Notar Cardoso


Surf Report Feed

Estadísticas de Olas para Cardoso, Primavera: Todo Oleaje – Todo Viento

The rose diagram illustrates the variation of swells directed at Cardoso through an average southern hemisphere spring, based on 8724 NWW3 model predictions since 2006 (values every 3 hours). The wave model does not forecast wind or surf right at the coast so we have chosen the most applicable grid node based on what we know about Cardoso. In this particular case the best grid node is 34 km away (21 miles).

The rose diagram illustrates the distribution of swell sizes and swell direction, while the graph at the bottom shows the same thing without direction information. Five colours illustrate increasing wave sizes. Blue shows the smallest swells, less that 0.5m (1.5 feet) high. These were forecast only 20% of the time. Green and yellow illustrate increasing swell sizes and red illustrates the largest swells, greater than >3m (>10ft). In either graph, the area of any colour is proportional to how commonly that size swell happens.

The diagram implies that the most common swell direction, shown by the largest spokes, was SE, whereas the the most common wind blows from the E. Because the wave model grid is offshore, sometimes a strong offshore wind blows largest waves away from Cardoso and away from the coast. We group these with the no surf category of the bar chart. To avoid confusion we don't show these in the rose diagram. Because wind determines whether or not waves are clean enough to surf at Cardoso, you can select a similar diagram that shows only the swells that were predicted to coincide with glassy or offshore wind conditions. In a typical southern hemisphere spring, swells large enough to cause surfable waves at Cardoso run for about 80% of the time.

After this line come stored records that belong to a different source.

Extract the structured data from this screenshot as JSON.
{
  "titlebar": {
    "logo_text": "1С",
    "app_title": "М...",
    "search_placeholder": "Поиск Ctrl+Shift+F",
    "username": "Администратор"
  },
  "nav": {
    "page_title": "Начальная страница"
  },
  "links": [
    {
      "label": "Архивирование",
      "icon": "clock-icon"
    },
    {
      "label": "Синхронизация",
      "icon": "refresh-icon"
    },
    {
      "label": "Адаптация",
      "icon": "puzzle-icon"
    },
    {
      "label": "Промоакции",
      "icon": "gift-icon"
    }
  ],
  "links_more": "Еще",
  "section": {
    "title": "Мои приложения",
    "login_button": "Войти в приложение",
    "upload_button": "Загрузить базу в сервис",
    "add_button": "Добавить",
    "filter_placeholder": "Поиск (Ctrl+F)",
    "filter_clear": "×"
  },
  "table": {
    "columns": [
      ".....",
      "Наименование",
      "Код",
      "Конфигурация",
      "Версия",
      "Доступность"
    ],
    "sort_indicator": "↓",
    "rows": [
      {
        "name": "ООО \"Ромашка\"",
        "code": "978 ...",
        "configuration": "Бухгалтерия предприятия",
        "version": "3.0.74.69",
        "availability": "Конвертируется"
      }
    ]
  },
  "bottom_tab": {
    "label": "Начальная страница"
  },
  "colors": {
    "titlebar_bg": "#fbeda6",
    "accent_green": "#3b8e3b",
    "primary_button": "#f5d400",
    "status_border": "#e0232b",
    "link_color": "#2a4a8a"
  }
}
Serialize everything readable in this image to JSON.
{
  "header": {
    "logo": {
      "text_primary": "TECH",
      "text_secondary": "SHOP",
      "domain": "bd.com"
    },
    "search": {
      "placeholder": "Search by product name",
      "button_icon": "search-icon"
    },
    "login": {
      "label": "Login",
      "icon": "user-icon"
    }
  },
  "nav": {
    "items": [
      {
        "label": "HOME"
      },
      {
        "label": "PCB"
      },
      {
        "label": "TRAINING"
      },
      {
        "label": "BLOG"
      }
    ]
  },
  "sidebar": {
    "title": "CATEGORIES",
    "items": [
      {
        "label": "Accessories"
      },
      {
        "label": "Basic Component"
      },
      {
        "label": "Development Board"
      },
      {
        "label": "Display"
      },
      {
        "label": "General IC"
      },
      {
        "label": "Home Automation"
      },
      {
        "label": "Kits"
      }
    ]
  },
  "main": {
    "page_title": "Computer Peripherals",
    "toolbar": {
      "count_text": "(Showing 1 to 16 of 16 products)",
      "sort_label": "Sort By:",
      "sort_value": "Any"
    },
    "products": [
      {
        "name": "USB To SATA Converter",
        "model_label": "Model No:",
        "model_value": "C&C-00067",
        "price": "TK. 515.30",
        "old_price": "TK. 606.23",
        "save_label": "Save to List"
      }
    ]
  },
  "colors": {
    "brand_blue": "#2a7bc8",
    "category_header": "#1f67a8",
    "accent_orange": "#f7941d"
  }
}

IMPORTANT: Beta version feature! Swell heights are open water values from NWW3. There is no attempt to model near-shore effects. Coastal wave heights will generally be less, especially if the break does not have unobstructed exposure to the open ocean.